◆ Problem details
In the data, extract each line that holds the string "access".

Saved data entries:
****
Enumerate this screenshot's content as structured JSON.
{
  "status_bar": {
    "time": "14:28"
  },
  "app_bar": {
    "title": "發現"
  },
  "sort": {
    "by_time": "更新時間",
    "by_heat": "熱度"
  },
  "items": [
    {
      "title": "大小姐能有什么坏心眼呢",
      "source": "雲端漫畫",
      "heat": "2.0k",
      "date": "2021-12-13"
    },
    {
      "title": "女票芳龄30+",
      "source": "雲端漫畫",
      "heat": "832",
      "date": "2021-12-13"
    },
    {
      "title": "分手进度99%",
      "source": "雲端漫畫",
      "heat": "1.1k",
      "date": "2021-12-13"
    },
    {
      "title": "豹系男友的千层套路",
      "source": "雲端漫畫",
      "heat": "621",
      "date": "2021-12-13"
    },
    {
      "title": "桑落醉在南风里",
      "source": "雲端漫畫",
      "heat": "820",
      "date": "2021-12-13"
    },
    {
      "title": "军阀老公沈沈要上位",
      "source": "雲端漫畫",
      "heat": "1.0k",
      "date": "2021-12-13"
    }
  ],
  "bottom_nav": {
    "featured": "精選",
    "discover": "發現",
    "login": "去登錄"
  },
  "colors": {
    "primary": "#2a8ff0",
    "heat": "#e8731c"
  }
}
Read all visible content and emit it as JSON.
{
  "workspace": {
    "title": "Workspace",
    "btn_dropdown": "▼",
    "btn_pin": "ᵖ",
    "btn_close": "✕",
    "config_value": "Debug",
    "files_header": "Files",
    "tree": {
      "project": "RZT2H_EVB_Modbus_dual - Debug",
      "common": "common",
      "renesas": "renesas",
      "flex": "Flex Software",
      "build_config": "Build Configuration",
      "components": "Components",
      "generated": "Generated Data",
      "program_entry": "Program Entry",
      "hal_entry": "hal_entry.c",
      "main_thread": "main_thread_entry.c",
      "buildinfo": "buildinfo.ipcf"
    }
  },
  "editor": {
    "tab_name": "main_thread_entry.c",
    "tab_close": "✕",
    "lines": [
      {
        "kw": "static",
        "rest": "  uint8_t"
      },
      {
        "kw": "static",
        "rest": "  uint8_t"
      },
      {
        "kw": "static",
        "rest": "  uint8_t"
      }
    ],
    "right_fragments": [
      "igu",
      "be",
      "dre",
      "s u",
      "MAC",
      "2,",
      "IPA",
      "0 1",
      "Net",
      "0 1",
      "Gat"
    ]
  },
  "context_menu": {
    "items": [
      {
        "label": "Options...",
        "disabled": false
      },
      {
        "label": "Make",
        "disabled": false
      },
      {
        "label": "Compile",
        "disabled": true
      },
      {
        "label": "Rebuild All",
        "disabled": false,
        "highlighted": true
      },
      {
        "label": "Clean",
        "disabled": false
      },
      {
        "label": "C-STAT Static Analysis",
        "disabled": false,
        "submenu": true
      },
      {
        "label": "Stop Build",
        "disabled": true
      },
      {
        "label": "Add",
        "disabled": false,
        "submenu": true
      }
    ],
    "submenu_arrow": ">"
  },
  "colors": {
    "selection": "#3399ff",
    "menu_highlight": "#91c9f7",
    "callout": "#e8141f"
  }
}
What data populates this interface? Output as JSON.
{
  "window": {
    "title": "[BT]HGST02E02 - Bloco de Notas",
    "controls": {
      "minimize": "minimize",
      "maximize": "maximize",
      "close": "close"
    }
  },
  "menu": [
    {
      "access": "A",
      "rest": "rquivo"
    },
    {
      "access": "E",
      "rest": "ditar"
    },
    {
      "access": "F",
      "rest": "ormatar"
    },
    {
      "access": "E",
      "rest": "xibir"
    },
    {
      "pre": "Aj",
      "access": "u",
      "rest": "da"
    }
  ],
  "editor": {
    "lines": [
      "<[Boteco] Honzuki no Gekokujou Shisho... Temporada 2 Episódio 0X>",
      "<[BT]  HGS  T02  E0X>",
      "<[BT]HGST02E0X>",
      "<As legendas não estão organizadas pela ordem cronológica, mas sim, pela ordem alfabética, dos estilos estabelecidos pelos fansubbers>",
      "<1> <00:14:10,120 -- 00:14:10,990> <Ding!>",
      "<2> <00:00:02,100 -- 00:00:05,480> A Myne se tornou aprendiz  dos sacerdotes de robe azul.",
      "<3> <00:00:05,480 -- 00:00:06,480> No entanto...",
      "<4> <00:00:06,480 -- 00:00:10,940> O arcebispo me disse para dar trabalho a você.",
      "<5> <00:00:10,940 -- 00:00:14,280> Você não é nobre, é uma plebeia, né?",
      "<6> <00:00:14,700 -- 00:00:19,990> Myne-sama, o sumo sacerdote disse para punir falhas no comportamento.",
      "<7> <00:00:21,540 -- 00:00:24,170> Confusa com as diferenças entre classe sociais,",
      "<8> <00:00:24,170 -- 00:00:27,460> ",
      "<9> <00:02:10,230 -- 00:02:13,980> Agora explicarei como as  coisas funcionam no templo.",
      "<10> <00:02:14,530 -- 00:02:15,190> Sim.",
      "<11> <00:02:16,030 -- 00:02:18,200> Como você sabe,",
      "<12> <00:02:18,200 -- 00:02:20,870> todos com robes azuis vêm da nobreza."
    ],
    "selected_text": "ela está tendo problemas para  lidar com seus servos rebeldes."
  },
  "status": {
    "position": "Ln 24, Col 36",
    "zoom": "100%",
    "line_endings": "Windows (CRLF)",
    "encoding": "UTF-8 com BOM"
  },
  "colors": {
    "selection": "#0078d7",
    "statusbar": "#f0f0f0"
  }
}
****
◆ Solution for this problem
      "access": "A",
      "access": "E",
      "access": "F",
      "access": "E",
      "access": "u",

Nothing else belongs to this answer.